Whither, Federal Reserve? (1) Before Our Crash
The Federal Reserve seems to be a big black box, containing magic. In fact, its high-wire acrobatics must not be allowed to fail. Nevertheless, it may be time to consider revising or replacing it.
|Federal Reserve Bank of Philadelphia|
Bonds are part of a collection called fixed-income investments. They have their advantages, but one great disadvantage is that they are a zero-sum contract. If both the investor and the issuer hold the bond to its stated maturity and are completely satisfied with the interest rate during the entire time, then it is just a contract whose terms please both parties. But if, as quite often happens, one party profits more than originally expected, then the other must lose an equal amount. If inflation makes the bond worthless to the holder, then the bond issuer can pay him back in cheaper dollars and is happy about it. If interest rates go down in a recession, then the reverse is true. The most unhappy situation for investors is to have the bond lack "call protection" and be redeemed earlier than expected, but at a moment that is to the advantage of the issuer.

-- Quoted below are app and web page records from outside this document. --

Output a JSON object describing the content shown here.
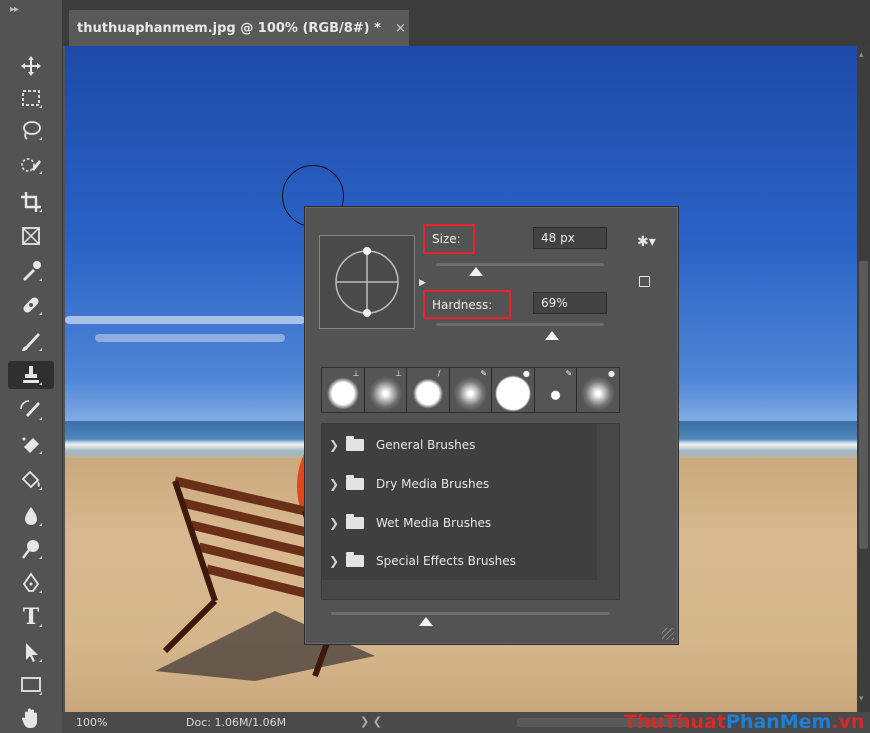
{
  "document": {
    "tab_title": "thuthuaphanmem.jpg @ 100% (RGB/8#) *",
    "close_glyph": "×"
  },
  "status": {
    "zoom": "100%",
    "doc": "Doc: 1.06M/1.06M",
    "arrows": "❯ ❮"
  },
  "watermark": {
    "part1": "ThuThuat",
    "part2": "PhanMem",
    "part3": ".vn"
  },
  "brush_popup": {
    "size_label": "Size:",
    "size_value": "48 px",
    "hardness_label": "Hardness:",
    "hardness_value": "69%",
    "size_slider_fraction": 0.24,
    "hardness_slider_fraction": 0.69,
    "presets_slider_fraction": 0.34,
    "groups": [
      {
        "label": "General Brushes"
      },
      {
        "label": "Dry Media Brushes"
      },
      {
        "label": "Wet Media Brushes"
      },
      {
        "label": "Special Effects Brushes"
      }
    ]
  },
  "toolbar": {
    "tools": [
      {
        "name": "move-tool",
        "icon": "move-icon"
      },
      {
        "name": "marquee-tool",
        "icon": "marquee-icon"
      },
      {
        "name": "lasso-tool",
        "icon": "lasso-icon"
      },
      {
        "name": "quick-selection-tool",
        "icon": "quick-selection-icon"
      },
      {
        "name": "crop-tool",
        "icon": "crop-icon"
      },
      {
        "name": "frame-tool",
        "icon": "frame-icon"
      },
      {
        "name": "eyedropper-tool",
        "icon": "eyedropper-icon"
      },
      {
        "name": "healing-brush-tool",
        "icon": "bandage-icon"
      },
      {
        "name": "brush-tool",
        "icon": "brush-icon"
      },
      {
        "name": "clone-stamp-tool",
        "icon": "stamp-icon"
      },
      {
        "name": "history-brush-tool",
        "icon": "history-brush-icon"
      },
      {
        "name": "eraser-tool",
        "icon": "eraser-icon"
      },
      {
        "name": "paint-bucket-tool",
        "icon": "bucket-icon"
      },
      {
        "name": "blur-tool",
        "icon": "drop-icon"
      },
      {
        "name": "dodge-tool",
        "icon": "dodge-icon"
      },
      {
        "name": "pen-tool",
        "icon": "pen-icon"
      },
      {
        "name": "type-tool",
        "icon": "type-icon",
        "glyph": "T"
      },
      {
        "name": "path-selection-tool",
        "icon": "arrow-icon"
      },
      {
        "name": "rectangle-tool",
        "icon": "rectangle-icon"
      },
      {
        "name": "hand-tool",
        "icon": "hand-icon"
      }
    ],
    "active_tool": "clone-stamp-tool"
  },
  "colors": {
    "highlight": "#e4252b",
    "panel": "#535353",
    "watermark_red": "#d42a2a",
    "watermark_blue": "#1e7fd6"
  }
}
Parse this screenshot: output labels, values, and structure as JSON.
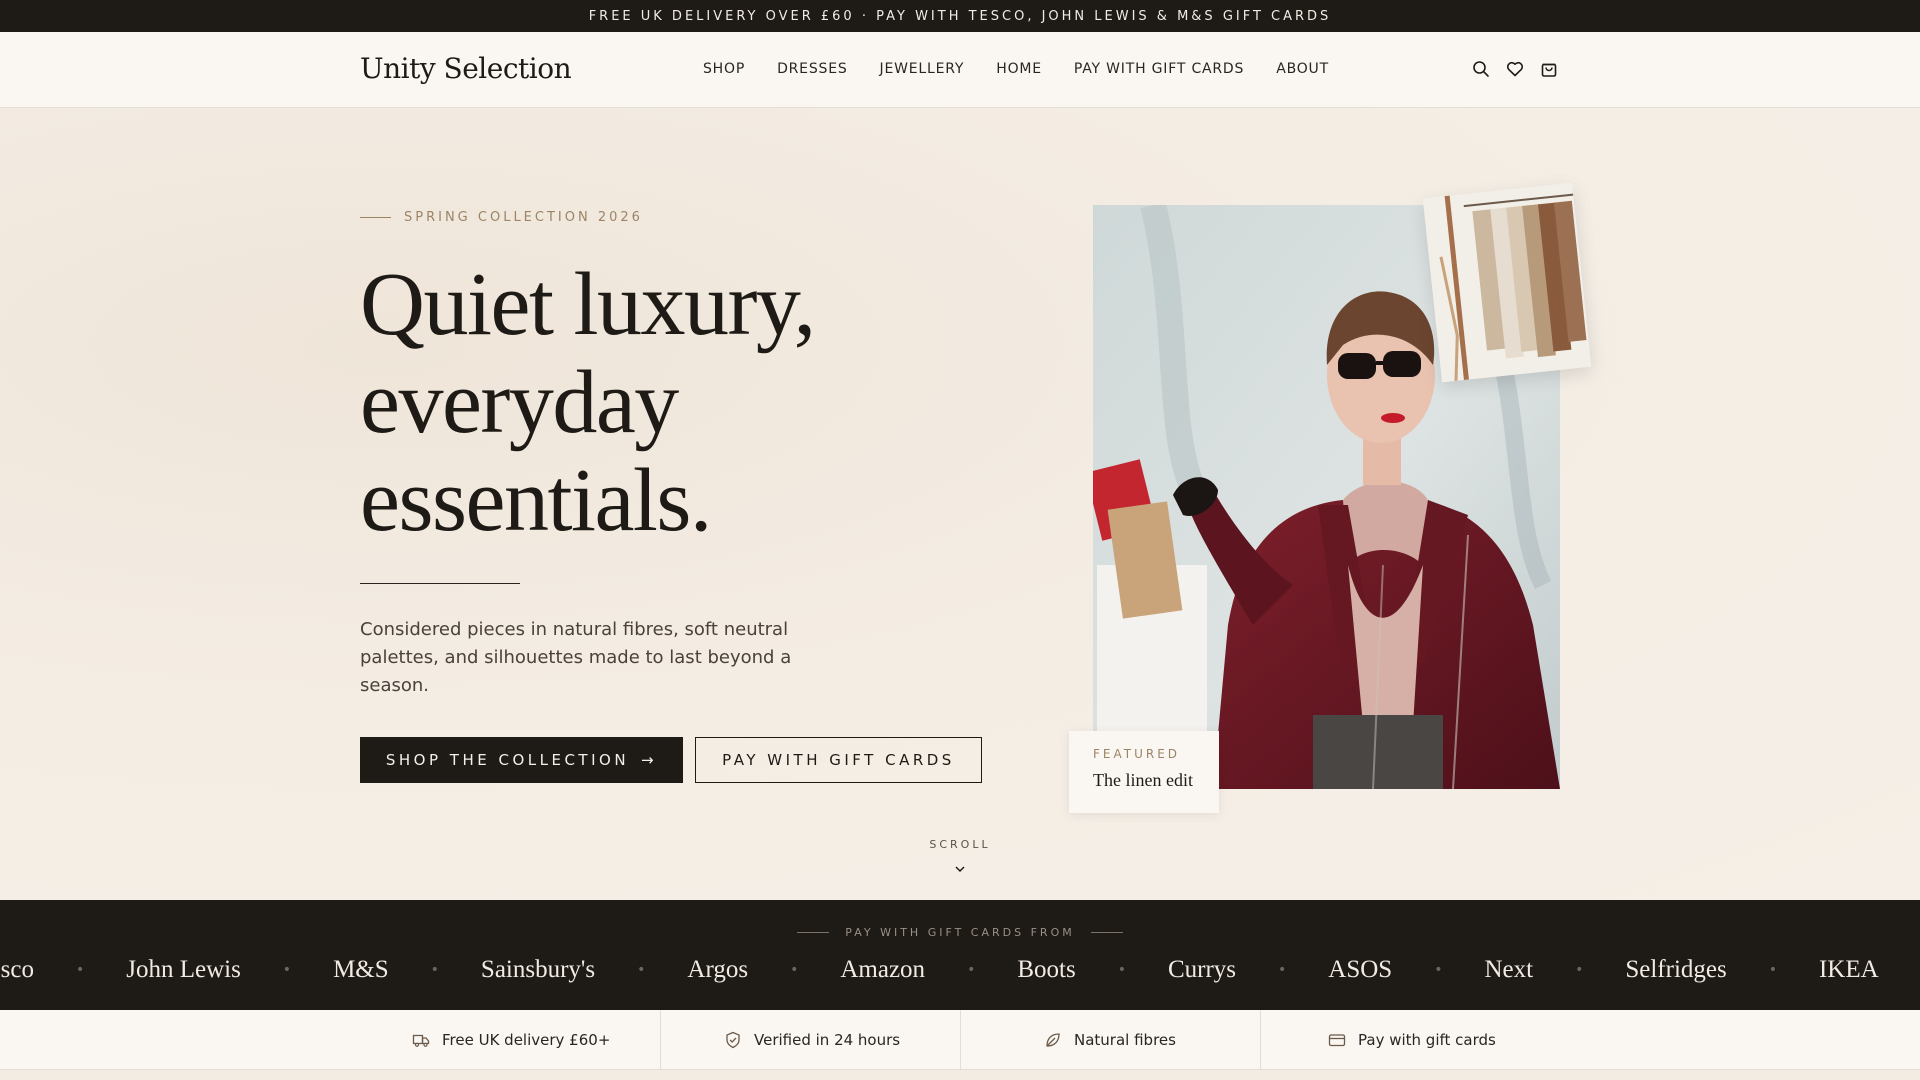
{
  "announcement": "FREE UK DELIVERY OVER £60 · PAY WITH TESCO, JOHN LEWIS & M&S GIFT CARDS",
  "header": {
    "logo": "Unity Selection",
    "nav": [
      "SHOP",
      "DRESSES",
      "JEWELLERY",
      "HOME",
      "PAY WITH GIFT CARDS",
      "ABOUT"
    ],
    "icons": [
      "search-icon",
      "heart-icon",
      "bag-icon"
    ]
  },
  "hero": {
    "eyebrow": "SPRING COLLECTION 2026",
    "headline": [
      "Quiet luxury,",
      "everyday",
      "essentials."
    ],
    "lede": "Considered pieces in natural fibres, soft neutral palettes, and silhouettes made to last beyond a season.",
    "primary_cta": "SHOP THE COLLECTION",
    "primary_cta_arrow": "→",
    "secondary_cta": "PAY WITH GIFT CARDS",
    "scroll_label": "SCROLL",
    "featured": {
      "kicker": "FEATURED",
      "title": "The linen edit"
    }
  },
  "partners": {
    "heading": "PAY WITH GIFT CARDS FROM",
    "brands": [
      "Tesco",
      "John Lewis",
      "M&S",
      "Sainsbury's",
      "Argos",
      "Amazon",
      "Boots",
      "Currys",
      "ASOS",
      "Next",
      "Selfridges",
      "IKEA"
    ]
  },
  "features": [
    {
      "icon": "truck-icon",
      "label": "Free UK delivery £60+"
    },
    {
      "icon": "shield-check-icon",
      "label": "Verified in 24 hours"
    },
    {
      "icon": "leaf-icon",
      "label": "Natural fibres"
    },
    {
      "icon": "card-icon",
      "label": "Pay with gift cards"
    }
  ],
  "colors": {
    "ink": "#1e1a16",
    "cream": "#f3ece3",
    "accent": "#9c8466",
    "coat": "#6e1a24"
  }
}
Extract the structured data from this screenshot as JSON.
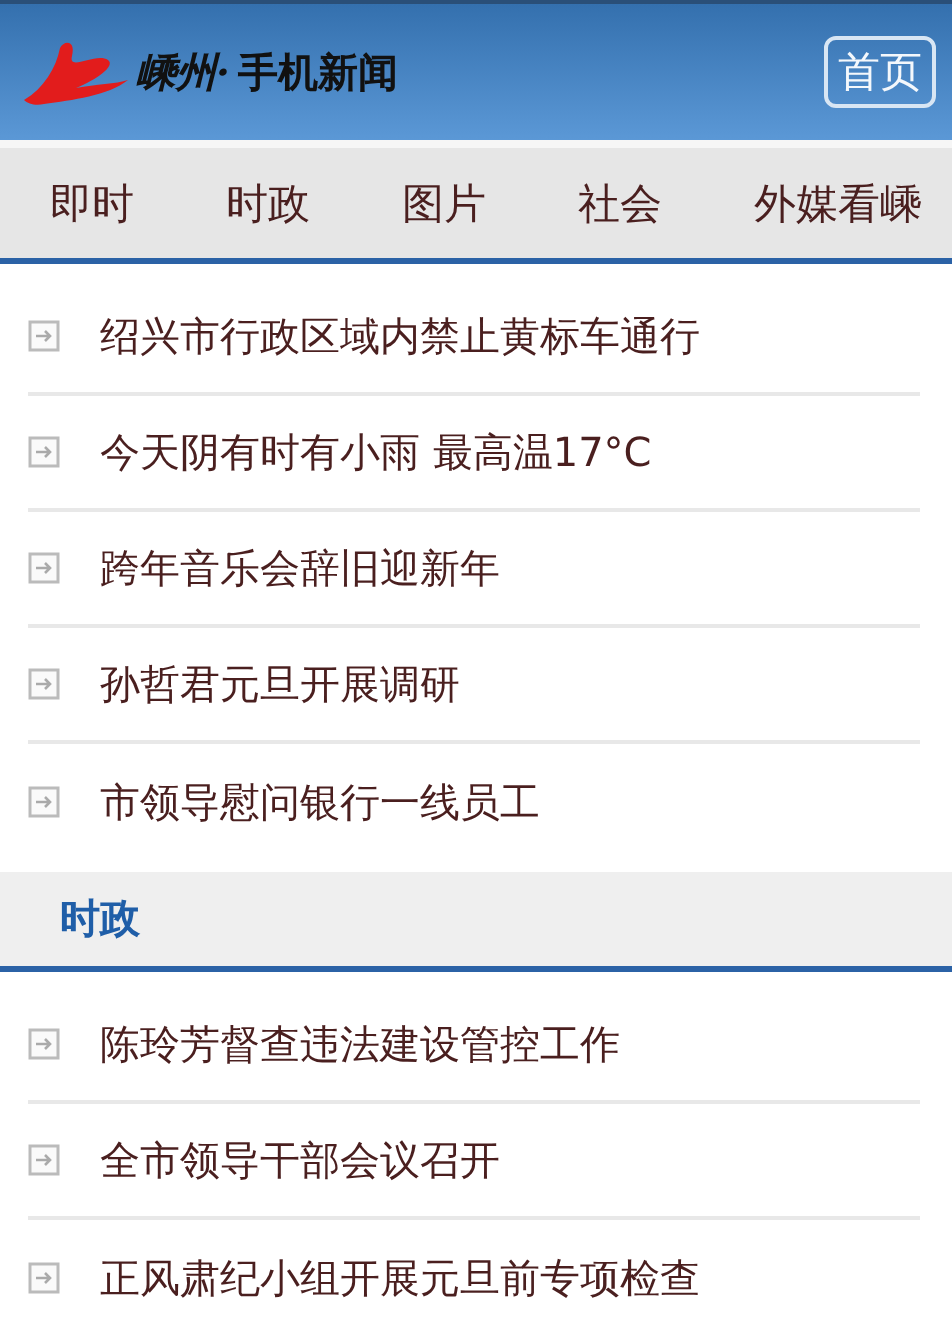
{
  "header": {
    "logo_script": "嵊州·",
    "logo_title": "手机新闻",
    "home_button": "首页"
  },
  "tabs": [
    {
      "label": "即时"
    },
    {
      "label": "时政"
    },
    {
      "label": "图片"
    },
    {
      "label": "社会"
    },
    {
      "label": "外媒看嵊"
    }
  ],
  "sections": [
    {
      "items": [
        "绍兴市行政区域内禁止黄标车通行",
        "今天阴有时有小雨 最高温17°C",
        "跨年音乐会辞旧迎新年",
        "孙哲君元旦开展调研",
        "市领导慰问银行一线员工"
      ]
    },
    {
      "title": "时政",
      "items": [
        "陈玲芳督查违法建设管控工作",
        "全市领导干部会议召开",
        "正风肃纪小组开展元旦前专项检查"
      ]
    }
  ]
}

Common stock, by the way, is not like that. It entitles you to a piece of the ownership of a company which works for you, and your interests will be parallel in wanting the company to succeed. When you buy or sell the stock, it is possible for both sides of the transaction to be pleased with the result. Or you both can be displeased, but neither should feel victimized by the other.
With bonds, it is often the case that newspaper reports seem ambiguous. When bonds go "up", sometimes it means interest rates go up, which pleases investors, displeases issuers. Unfortunately, when interest rates go up, the sale price of the principal must go down to remain in harmony with current market conditions. So, a rise in interest rate pleases those investors who are looking to buy but disappoints those who bought their bonds earlier and might be looking to sell. Note the multiplier here. Depending on the duration of the bond, a change of one percent in the interest rate might imply a ten-percent change in the principle. Stated another way, it takes a ton of money to affect prevailing interest rates very much.
There's one exceptional situation in fixed income markets, the viewpoint of the Federal Reserve, in charge of the money supply. To the Fed, rising short-term money market interest rates imply a scarcity of money, which the Fed can correct by printing more money. That's only a metaphorical expression; what it really does is set a lower interest target for short-term Treasury bills, which the Treasury Secretary dutifully announces. Flooding the country with money will reduce its scarcity, thereby lowering prevailing money-market interest rates. To repeat: money market interest rates are too high, the Fed announces they should be lower, the Treasury makes it happen. The Fed also has the ability to urge banks to do more lending, by reducing the number of reserves the banks are required to maintain, in the current partial-reserving system of bank regulation. In the one case, there is more money, in the other case there is more credit; there's scarcely any practical difference. The reserving method is more useful during times of inflation when there is too much money in circulation. It's easier to print money than to get rid of money once it has been printed, so in that case, more reliance is placed on raising bank reserve requirements.
All of this comes down to saying that interest rates reflect the scarcity of money. It is possible to adjust interest rates up or down in order to affect the scarcity of money. It is possible, even more common, to adjust the availability of money in order to cause a reverse effect on interest rates. They will go in opposite directions, no matter what action is taken, or in which direction.
Originally published: Friday, December 21, 2007; most-recently modified: Wednesday, May 15, 2019
|Posted by: G4 | Feb 11, 2008 2:38 PM|